It’s been months since my last post – mainly because life just got to busy with the things that life simply throws at you – and I found it hard to juggle my business and the part-time job at the local hotel – with frequent night-time work hours that left no time to even think about writing – yet alone doing it… So apologies for my long silence.
In February my parents came for a 3.5 week holiday to NZ and I thought – nice I am taking them around the southern part of the South Island – including New Zealand’s third Island (yes there is a third major Island) and will have plenty of time and opportunity to write on my blog then. Far from it!
It is simply not easy to write anything on a tablet – or rather the external keyboard attached to it – when that one constantly turns off… it drove me up the wall and resulted in me giving up on the writing part and dropping the damn machine in for repairs today before the warranty runs out on Monday – talking about technology!
Anyway – back to the reason for this post – travels.
We started off here in the Bay with a lovely day on one of the local tourist boat trips – the Fullers Cream Trip. It did get a bit choppy towards the hole in the rock but other than that it was a great day out – with plenty of dolphins to start with.
We also visited one of the countries oldest houses – the Kerikeri Stone Store and Kemp House which are managed by the Historic Places Trust here in NZ.

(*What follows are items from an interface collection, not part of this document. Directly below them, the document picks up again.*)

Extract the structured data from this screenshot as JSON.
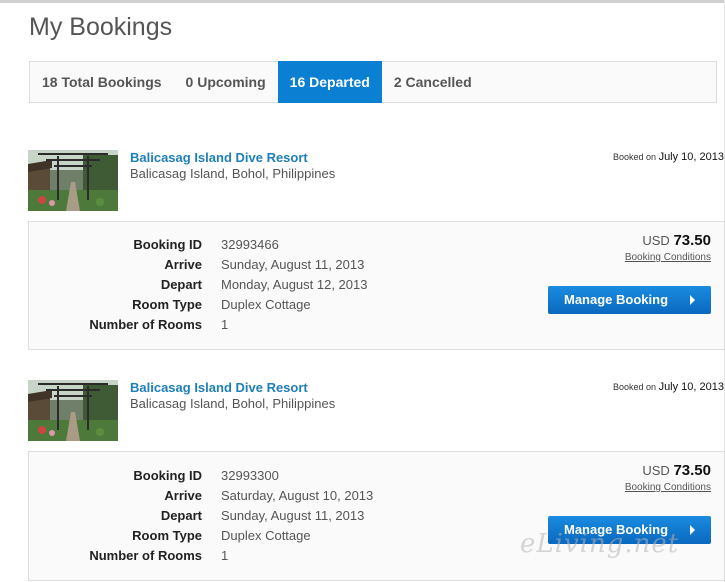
{
  "page": {
    "title": "My Bookings"
  },
  "tabs": [
    {
      "label": "18 Total Bookings",
      "active": false
    },
    {
      "label": "0 Upcoming",
      "active": false
    },
    {
      "label": "16 Departed",
      "active": true
    },
    {
      "label": "2 Cancelled",
      "active": false
    }
  ],
  "labels": {
    "booking_id": "Booking ID",
    "arrive": "Arrive",
    "depart": "Depart",
    "room_type": "Room Type",
    "num_rooms": "Number of Rooms",
    "booked_on": "Booked on",
    "currency": "USD",
    "conditions": "Booking Conditions",
    "manage": "Manage Booking"
  },
  "bookings": [
    {
      "hotel_name": "Balicasag Island Dive Resort",
      "location": "Balicasag Island, Bohol, Philippines",
      "booked_date": "July 10, 2013",
      "booking_id": "32993466",
      "arrive": "Sunday, August 11, 2013",
      "depart": "Monday, August 12, 2013",
      "room_type": "Duplex Cottage",
      "num_rooms": "1",
      "price": "73.50"
    },
    {
      "hotel_name": "Balicasag Island Dive Resort",
      "location": "Balicasag Island, Bohol, Philippines",
      "booked_date": "July 10, 2013",
      "booking_id": "32993300",
      "arrive": "Saturday, August 10, 2013",
      "depart": "Sunday, August 11, 2013",
      "room_type": "Duplex Cottage",
      "num_rooms": "1",
      "price": "73.50"
    }
  ],
  "watermark": "eLiving.net",
  "colors": {
    "accent": "#0b7fd2",
    "link": "#1f7fb8"
  }
}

However – the real holiday started when we reached the South Island. We started off in Christchurch. A lot has been written about this most English of all New Zealand towns over the last few years – in particular since the earthquakes 3/4 years ago. I have been there exactly one week before the Feb 22 quake that cost so many lives and again two years ago with my brother when the inner city was still blocked off as the so-called “Red Zone”. There is still a lot blocked off and many buildings are just not there any more but the one thing that struck me most was the Cathedral.

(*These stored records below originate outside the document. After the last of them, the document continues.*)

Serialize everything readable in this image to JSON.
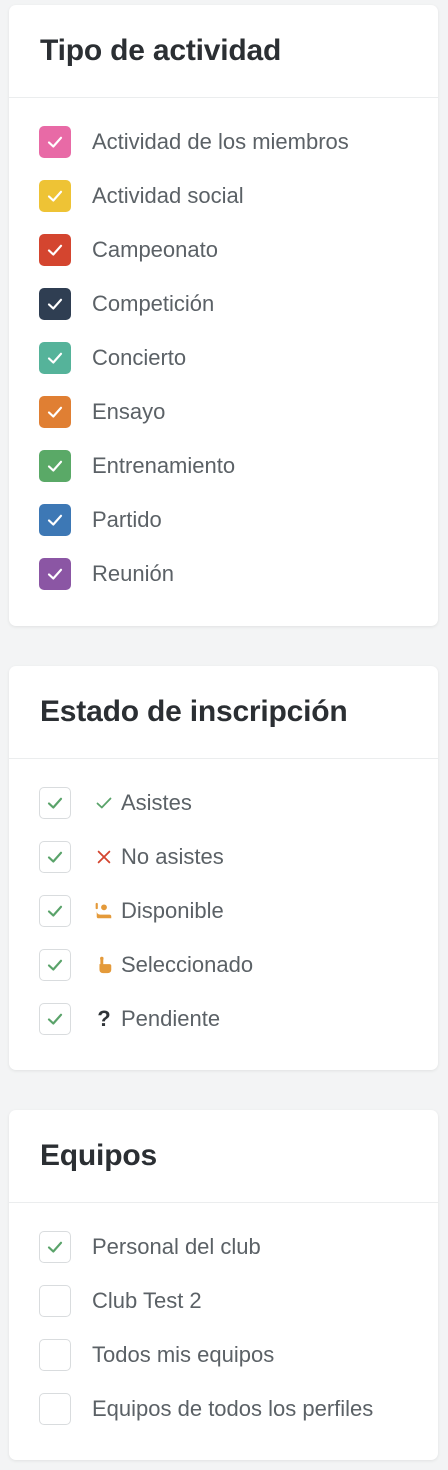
{
  "activity_type": {
    "title": "Tipo de actividad",
    "items": [
      {
        "label": "Actividad de los miembros",
        "color": "#e86aa6",
        "checked": true
      },
      {
        "label": "Actividad social",
        "color": "#eec335",
        "checked": true
      },
      {
        "label": "Campeonato",
        "color": "#d4452f",
        "checked": true
      },
      {
        "label": "Competición",
        "color": "#2f3e52",
        "checked": true
      },
      {
        "label": "Concierto",
        "color": "#55b39a",
        "checked": true
      },
      {
        "label": "Ensayo",
        "color": "#e07f33",
        "checked": true
      },
      {
        "label": "Entrenamiento",
        "color": "#5aa967",
        "checked": true
      },
      {
        "label": "Partido",
        "color": "#3d78b5",
        "checked": true
      },
      {
        "label": "Reunión",
        "color": "#8b56a4",
        "checked": true
      }
    ]
  },
  "registration_status": {
    "title": "Estado de inscripción",
    "items": [
      {
        "label": "Asistes",
        "icon": "check-icon",
        "icon_color": "#5aa36a",
        "checked": true
      },
      {
        "label": "No asistes",
        "icon": "cross-icon",
        "icon_color": "#d4452f",
        "checked": true
      },
      {
        "label": "Disponible",
        "icon": "raised-hand-person-icon",
        "icon_color": "#e49a3a",
        "checked": true
      },
      {
        "label": "Seleccionado",
        "icon": "pointing-hand-icon",
        "icon_color": "#e49a3a",
        "checked": true
      },
      {
        "label": "Pendiente",
        "icon": "question-icon",
        "icon_color": "#2f3438",
        "checked": true
      }
    ]
  },
  "teams": {
    "title": "Equipos",
    "items": [
      {
        "label": "Personal del club",
        "checked": true
      },
      {
        "label": "Club Test 2",
        "checked": false
      },
      {
        "label": "Todos mis equipos",
        "checked": false
      },
      {
        "label": "Equipos de todos los perfiles",
        "checked": false
      }
    ]
  }
}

It is now possible to go back to Cathedral Square and look at what’s left – it’s heartbreaking to say the least. I vividly remember standing inside the Cathedral the week before the quake and admiring the great Tukutuku panels there – and now to look at the same building that looks battered and bruised, held up by scaffolding and condemned to be torn down soon – it’s a very strange feeling indeed.

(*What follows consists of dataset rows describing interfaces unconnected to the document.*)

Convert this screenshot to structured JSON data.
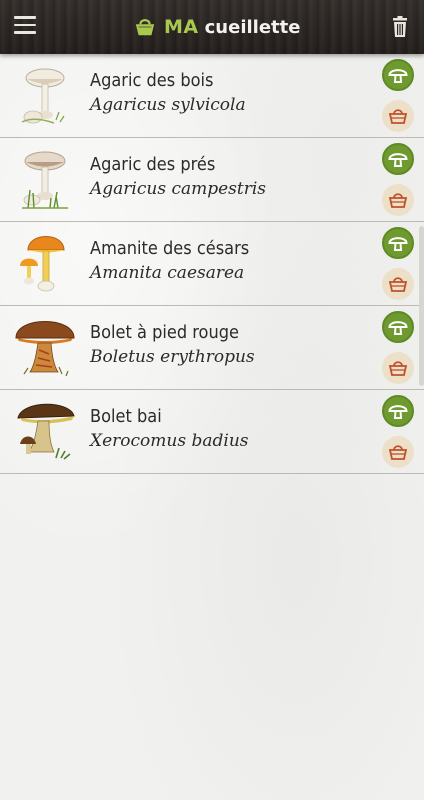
{
  "header": {
    "title_accent": "MA",
    "title_rest": "cueillette",
    "accent_color": "#a9c84e",
    "menu_icon": "hamburger-menu-icon",
    "basket_icon": "basket-icon",
    "delete_icon": "trash-icon"
  },
  "items": [
    {
      "common": "Agaric des bois",
      "latin": "Agaricus sylvicola",
      "image": "white-mushroom"
    },
    {
      "common": "Agaric des prés",
      "latin": "Agaricus campestris",
      "image": "white-mushroom-grass"
    },
    {
      "common": "Amanite des césars",
      "latin": "Amanita caesarea",
      "image": "orange-amanita"
    },
    {
      "common": "Bolet à pied rouge",
      "latin": "Boletus erythropus",
      "image": "brown-bolete-red-stem"
    },
    {
      "common": "Bolet bai",
      "latin": "Xerocomus badius",
      "image": "dark-brown-bolete"
    }
  ],
  "colors": {
    "header_bg": "#2b2623",
    "mushroom_button": "#6f9a2f",
    "basket_button": "#ede0c8",
    "basket_stroke": "#c0502a"
  }
}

I’ll leave you with some photos of the cathedral as it stands now – there are more on my flickr page. More about our travels in the next post of course!